Every pregnancy is different. Every woman is different. Every list of five must-haves is different but I’m doing one anyway.
1). Ritz crackers
If I started to feel a little off, my go-to food item were Ritz crackers. They’re buttery and salty and kept me going until I could get my hands on proper food. I had a box of these and cheerios next to my bed. Nibbling actually helped prevent morning sickness from being a thing for me. I threw up a couple times but it was only when I’d try to brush my tongue. Otherwise, I was fine. I’m grateful I was able to cope, but without having something to snack on, it’s possible I may have ended up in a bad way.
It’s SO important to stay hydrated in pregnancy. For me, I couldn’t imagine grabbing for a drink other than water early on except some juices. I believe I read somewhere that orange juice is also supposed to be the next best thing for staying hydrated. Plus it has extra vitamins that you can’t get from water. So if it wasn’t water I was sipping on, it was orange juice I was after.
3). BabyCentre pregnancy book and the Bounty app (why I didn’t go with What to Expect)
I read a lot of reviews on Amazon on various baby books. I ended up purchasing the Baby Centre book. It doesn’t seem to be available in shops anymore so I bought it from a random seller on Amazon. You can get most of the same information on the BabyCentre website but I like having a book to look through. The Bounty app was recommended by my NHS midwife. Each day you’re given a piece of information, advice or something to think about. There are educational videos and there is a ‘bump booth’ so you can take photos of your growing bump each week. The only thing I don’t like is the colour scheme (dark green) with the avatar you have to create. It seemed like weird juxtaposition of mature, yet childish fun. I’d prefer one or the other–not both.
Many people like the What to Expect series. I don’t. I realise I am American but it’s very ‘American focused’. It’s not particularly useful if you’re having a baby on the NHS in the UK. Obviously the biology of it all will be the same but I wanted a book that would speak to me from a UK based perspective. I wanted to hear about birth centres, midwives, appointment schedules, etc. Also, one cringe aspect of the series is that they refer to sex as ‘the baby dance’. This puritanical description of sex made me cringe every single time I read it. I threw it out in the end.

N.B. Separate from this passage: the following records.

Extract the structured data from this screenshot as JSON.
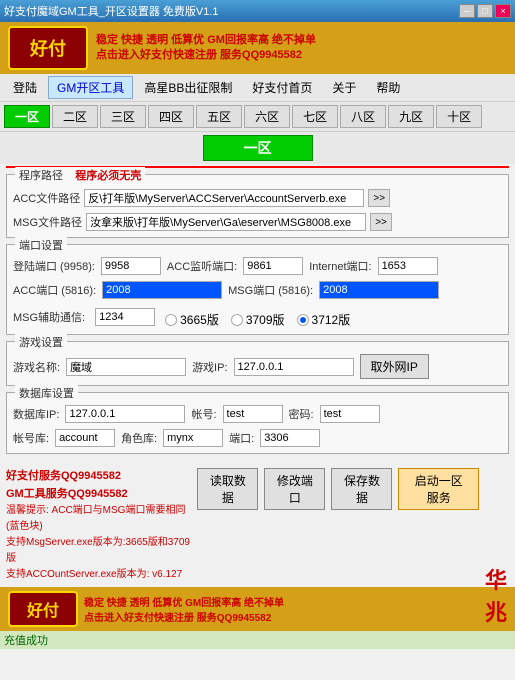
{
  "window": {
    "title": "好支付魔域GM工具_开区设置器 免费版V1.1",
    "minimize": "─",
    "restore": "□",
    "close": "×"
  },
  "banner": {
    "logo": "好付",
    "text_line1": "稳定  快捷  透明  低算优  GM回报率高  绝不掉单",
    "text_line2": "点击进入好支付快速注册   服务QQ9945582",
    "qq": "服务QQ9945582"
  },
  "menu": {
    "items": [
      "登陆",
      "GM开区工具",
      "高星BB出征限制",
      "好支付首页",
      "关于",
      "帮助"
    ],
    "active": "GM开区工具"
  },
  "zones": {
    "buttons": [
      "一区",
      "二区",
      "三区",
      "四区",
      "五区",
      "六区",
      "七区",
      "八区",
      "九区",
      "十区"
    ],
    "active": "一区"
  },
  "zone_title": "一区",
  "path_section": {
    "title": "程序路径",
    "required": "程序必须无壳",
    "acc_label": "ACC文件路径",
    "acc_value": "反\\打年版\\MyServer\\ACCServer\\AccountServerb.exe",
    "msg_label": "MSG文件路径",
    "msg_value": "汝拿来版\\打年版\\MyServer\\Ga\\eserver\\MSG8008.exe"
  },
  "port_section": {
    "title": "端口设置",
    "login_label": "登陆端口 (9958):",
    "login_value": "9958",
    "acc_monitor_label": "ACC监听端口:",
    "acc_monitor_value": "9861",
    "internet_label": "Internet端口:",
    "internet_value": "1653",
    "acc_port_label": "ACC端口 (5816):",
    "acc_port_value": "2008",
    "msg_port_label": "MSG端口 (5816):",
    "msg_port_value": "2008",
    "msg_helper_label": "MSG辅助通信:",
    "msg_helper_value": "1234",
    "radio_options": [
      "3665版",
      "3709版",
      "3712版"
    ],
    "radio_active": "3712版"
  },
  "game_section": {
    "title": "游戏设置",
    "name_label": "游戏名称:",
    "name_value": "魔域",
    "ip_label": "游戏IP:",
    "ip_value": "127.0.0.1",
    "get_ip_btn": "取外网IP"
  },
  "db_section": {
    "title": "数据库设置",
    "db_label": "数据库IP:",
    "db_value": "127.0.0.1",
    "account_label": "帐号:",
    "account_value": "test",
    "password_label": "密码:",
    "password_value": "test",
    "account2_label": "帐号库:",
    "account2_value": "account",
    "role_label": "角色库:",
    "role_value": "mynx",
    "port_label": "端口:",
    "port_value": "3306"
  },
  "bottom": {
    "service_qq": "好支付服务QQ9945582",
    "gm_qq": "GM工具服务QQ9945582",
    "warning1": "温馨提示: ACC端口与MSG端口需要相同 (蓝色块)",
    "warning2": "支持MsgServer.exe版本为:3665版和3709版",
    "warning3": "支持ACCOuntServer.exe版本为: v6.127",
    "btn_read": "读取数据",
    "btn_modify": "修改端口",
    "btn_save": "保存数据",
    "btn_start": "启动一区服务",
    "hua": "华\n兆"
  },
  "status": "充值成功"
}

4). Nap time
If you’re tired and you can rest, do it! Naps helped me a lot. I never took naps before I got pregnant. Now that I’m pregnant, they are oh so glorious.
5). Google docs and spreadsheets
Even if you want to wait until after the 12 week scan, you still have two more weeks of your first trimester, so this planning still applies as a suggestion. There is so much to remember and plan for. I’m not even going to try to sugarcoat this one. Make lists. Figure out what you need first. Once that is sorted, you can think about extras. Obviously, if you have loads of money, then it doesn’t matter how you budget so much. For those of us who have to budget, plan ahead would be my advice. If I had done what I wanted when I wanted, we would’ve easily spent a small fortune. Planning made it really easy to figure out what is and isn’t necessary when having a baby. There are also products not worth purchasing straightaway because you don’t know how your baby will take to them. I’d also say, don’t feel ashamed or embarrassed about spreading out the costs and buying things ‘early’. I can’t imagine waiting until later in pregnancy to purchase everything. It adds up so quickly and then there’s no guarantee the items you would like will be on sale when you need them to be. The only thing I believe we paid full price for was an IKEA malm chest of drawers and probably an item of clothing for the baby. Otherwise, literally, everything was on sale.